While China pursues strength through “peace,” such strength, once it becomes superior, will be China’s ultimate guarantee of peace. As argued by PLA generals, China’s military buildup is the “most effective deterrence against foreign containment and provocations.” Therefore, China’s seemingly offensive moves, such as ballistic missile tests, the development of aircraft carriers, the establishment of the Air Defense Identification Zone in the East China Sea, along with its rising defense budget, are “peaceful” from a Chinese perspective, however coercive they may ultimately be.
Therefore, China’s policy is not necessarily aimed at fighting a war with either the United States or China’s neighbors. However, Beijing strives to develop the ability to win if conflict occurs. This is Beijing’s version of “peace through strength” and “winning without fighting.” By pursuing superior power to ensure victory, China sees deterrence and coercion as its strongest defense to prevent war. If China and China’s opponents both understand that China will prevail in any conflict, this understanding is hoped to erode an opponent’s desire to fight in the first place.

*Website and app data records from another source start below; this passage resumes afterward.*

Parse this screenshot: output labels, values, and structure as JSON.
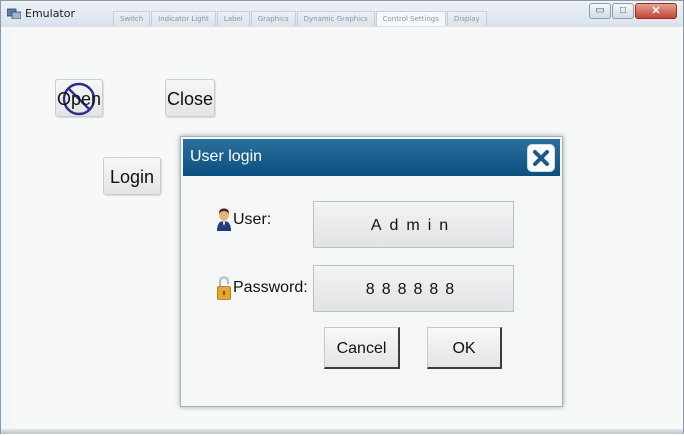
{
  "window": {
    "title": "Emulator",
    "tabs": [
      {
        "label": "Switch"
      },
      {
        "label": "Indicator Light"
      },
      {
        "label": "Label"
      },
      {
        "label": "Graphics"
      },
      {
        "label": "Dynamic Graphics"
      },
      {
        "label": "Control Settings"
      },
      {
        "label": "Display"
      }
    ],
    "minimize_glyph": "▭",
    "maximize_glyph": "□",
    "close_glyph": "✕"
  },
  "main": {
    "open_label": "Open",
    "close_label": "Close",
    "login_label": "Login"
  },
  "dialog": {
    "title": "User login",
    "user_label": "User:",
    "user_value": "Admin",
    "password_label": "Password:",
    "password_value": "888888",
    "cancel_label": "Cancel",
    "ok_label": "OK"
  },
  "colors": {
    "dialog_header": "#0b4f80",
    "window_close": "#c4442e",
    "client_bg": "#f6f9f8"
  },
  "icons": {
    "app": "emulator-icon",
    "open_disabled": "no-entry-icon",
    "user": "user-icon",
    "password": "lock-icon",
    "dialog_close": "close-icon"
  }
}
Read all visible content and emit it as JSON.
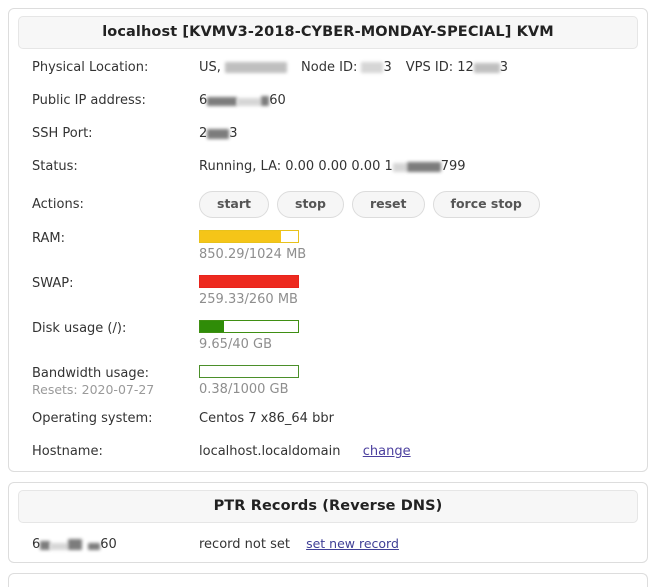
{
  "main_panel": {
    "header": {
      "hostname": "localhost",
      "plan": "[KVMV3-2018-CYBER-MONDAY-SPECIAL]",
      "virt": "KVM",
      "full": "localhost  [KVMV3-2018-CYBER-MONDAY-SPECIAL]  KVM"
    },
    "rows": {
      "physical_location": {
        "label": "Physical Location:",
        "value_prefix": "US, ",
        "value_region": "New Jersey",
        "node_id_label": "Node ID:",
        "node_id_value": "3",
        "vps_id_label": "VPS ID:",
        "vps_id_value_prefix": "12",
        "vps_id_value_suffix": "3"
      },
      "public_ip": {
        "label": "Public IP address:",
        "value_prefix": "6",
        "value_suffix": "60"
      },
      "ssh_port": {
        "label": "SSH Port:",
        "value_prefix": "2",
        "value_suffix": "3"
      },
      "status": {
        "label": "Status:",
        "value_prefix": "Running, LA: 0.00 0.00 0.00 1",
        "value_suffix": "799"
      },
      "actions": {
        "label": "Actions:",
        "buttons": [
          {
            "label": "start",
            "name": "start-button"
          },
          {
            "label": "stop",
            "name": "stop-button"
          },
          {
            "label": "reset",
            "name": "reset-button"
          },
          {
            "label": "force stop",
            "name": "force-stop-button"
          }
        ]
      },
      "ram": {
        "label": "RAM:",
        "text": "850.29/1024 MB",
        "used": 850.29,
        "total": 1024,
        "unit": "MB",
        "percent": 83,
        "color": "#f5c518"
      },
      "swap": {
        "label": "SWAP:",
        "text": "259.33/260 MB",
        "used": 259.33,
        "total": 260,
        "unit": "MB",
        "percent": 100,
        "color": "#ed2a1f"
      },
      "disk": {
        "label": "Disk usage (/):",
        "text": "9.65/40 GB",
        "used": 9.65,
        "total": 40,
        "unit": "GB",
        "percent": 24,
        "color": "#2f8c08"
      },
      "bandwidth": {
        "label": "Bandwidth usage:",
        "sub_label": "Resets: 2020-07-27",
        "text": "0.38/1000 GB",
        "used": 0.38,
        "total": 1000,
        "unit": "GB",
        "percent": 0,
        "color": "#4b8f2a"
      },
      "operating_system": {
        "label": "Operating system:",
        "value": "Centos 7 x86_64 bbr"
      },
      "hostname": {
        "label": "Hostname:",
        "value": "localhost.localdomain",
        "change_link": "change"
      }
    }
  },
  "ptr_panel": {
    "header": "PTR Records (Reverse DNS)",
    "record": {
      "ip_prefix": "6",
      "ip_suffix": "60",
      "status": "record not set",
      "action_link": "set new record"
    }
  }
}
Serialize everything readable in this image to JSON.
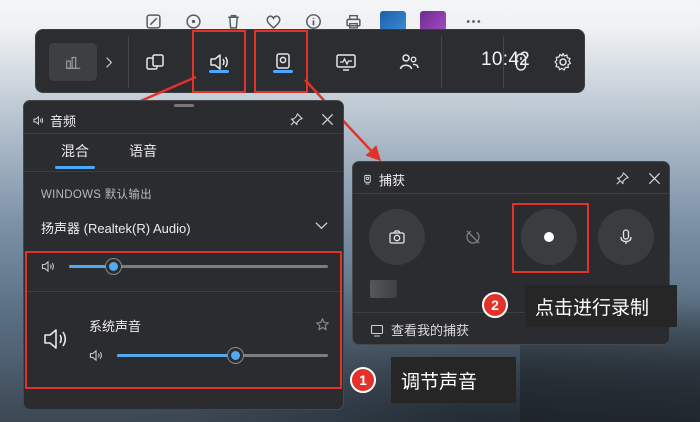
{
  "game_bar": {
    "clock": "10:42",
    "widgets": [
      "home-widget",
      "performance-widget",
      "audio-widget",
      "capture-widget",
      "resources-widget",
      "social-widget"
    ]
  },
  "audio_panel": {
    "title": "音频",
    "tabs": [
      {
        "label": "混合",
        "active": true
      },
      {
        "label": "语音",
        "active": false
      }
    ],
    "output_section_label": "WINDOWS 默认输出",
    "output_device": "扬声器 (Realtek(R) Audio)",
    "master_volume": 0.17,
    "apps": [
      {
        "name": "系统声音",
        "volume": 0.56
      }
    ]
  },
  "capture_panel": {
    "title": "捕获",
    "buttons": [
      "screenshot-icon",
      "record-last-icon",
      "record-icon",
      "microphone-icon"
    ],
    "view_captures_link": "查看我的捕获"
  },
  "annotations": [
    {
      "number": "1",
      "text": "调节声音"
    },
    {
      "number": "2",
      "text": "点击进行录制"
    }
  ],
  "colors": {
    "accent": "#4aa8ff",
    "highlight": "#e2322a",
    "panel": "#2b2c2f"
  }
}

This may not be good news for the international community. This logic and China’s track record suggest that China’s preferred strategy might lie in preventing war and maintaining peace through strength, but they don’t indicate that China would be any less coercive. This may not answer the ultimate question of whether China’s rise will be peaceful, but people should aim for a more nuanced understanding of China’s claim of peaceful rise and the challenges it presents.
This article originally appeared in PacNet, on March 31, 2014.